◆ Your task
Count the lines in the records beneath this task that contain the string "candidate", then give the count by itself.

◆ Listed entries
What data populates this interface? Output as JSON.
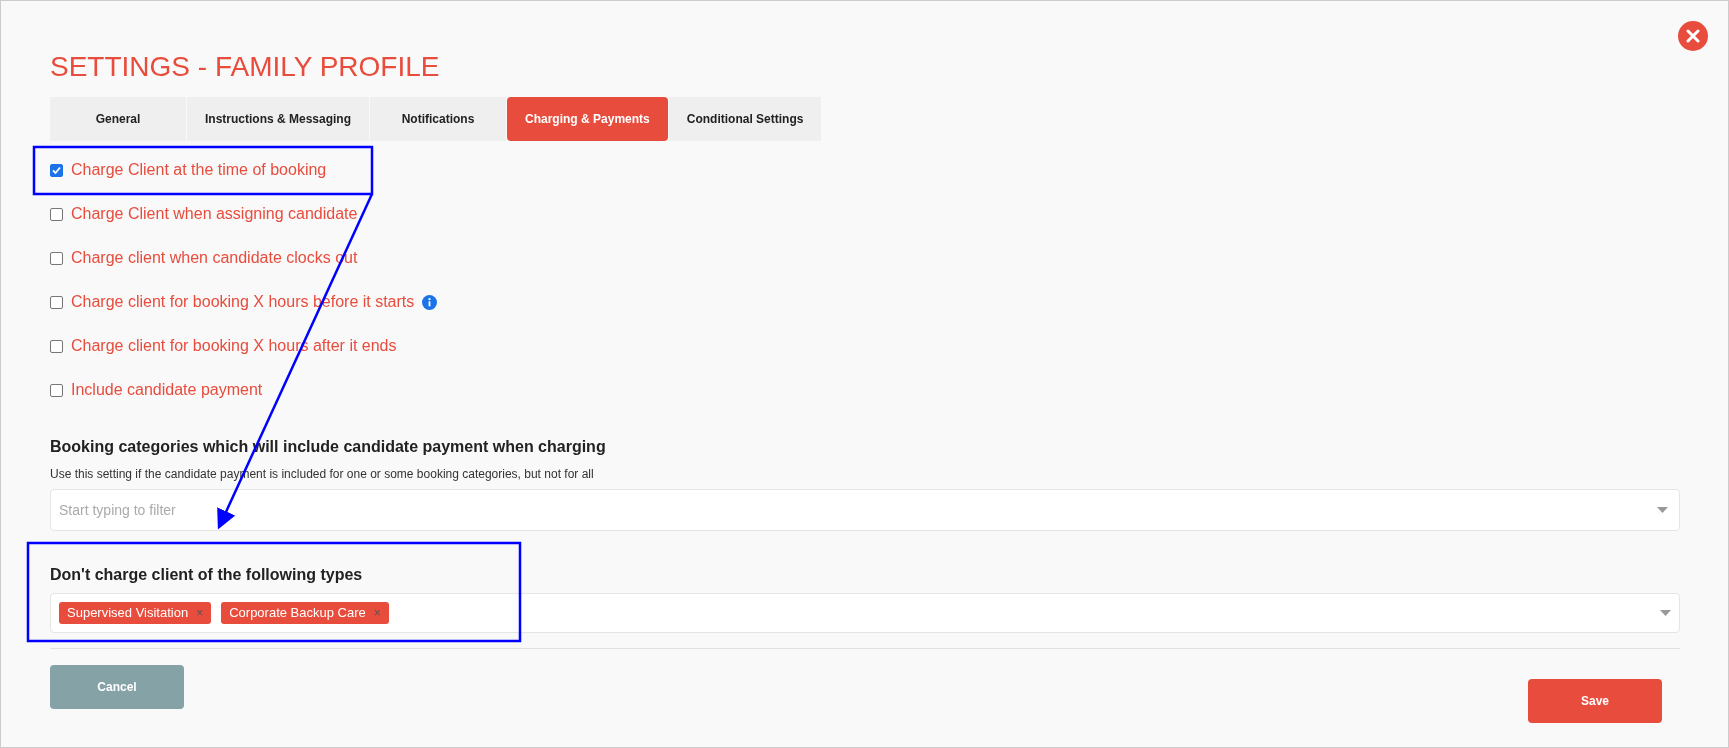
{
  "title": "SETTINGS - FAMILY PROFILE",
  "tabs": [
    {
      "label": "General",
      "selected": false
    },
    {
      "label": "Instructions & Messaging",
      "selected": false
    },
    {
      "label": "Notifications",
      "selected": false
    },
    {
      "label": "Charging & Payments",
      "selected": true
    },
    {
      "label": "Conditional Settings",
      "selected": false
    }
  ],
  "options": [
    {
      "label": "Charge Client at the time of booking",
      "checked": true,
      "info": false
    },
    {
      "label": "Charge Client when assigning candidate",
      "checked": false,
      "info": false
    },
    {
      "label": "Charge client when candidate clocks out",
      "checked": false,
      "info": false
    },
    {
      "label": "Charge client for booking X hours before it starts",
      "checked": false,
      "info": true
    },
    {
      "label": "Charge client for booking X hours after it ends",
      "checked": false,
      "info": false
    },
    {
      "label": "Include candidate payment",
      "checked": false,
      "info": false
    }
  ],
  "booking_categories": {
    "heading": "Booking categories which will include candidate payment when charging",
    "hint": "Use this setting if the candidate payment is included for one or some booking categories, but not for all",
    "placeholder": "Start typing to filter"
  },
  "excluded_types": {
    "heading": "Don't charge client of the following types",
    "tags": [
      {
        "label": "Supervised Visitation",
        "remove": "×"
      },
      {
        "label": "Corporate Backup Care",
        "remove": "×"
      }
    ]
  },
  "buttons": {
    "cancel": "Cancel",
    "save": "Save"
  }
}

◆ Output of the task
5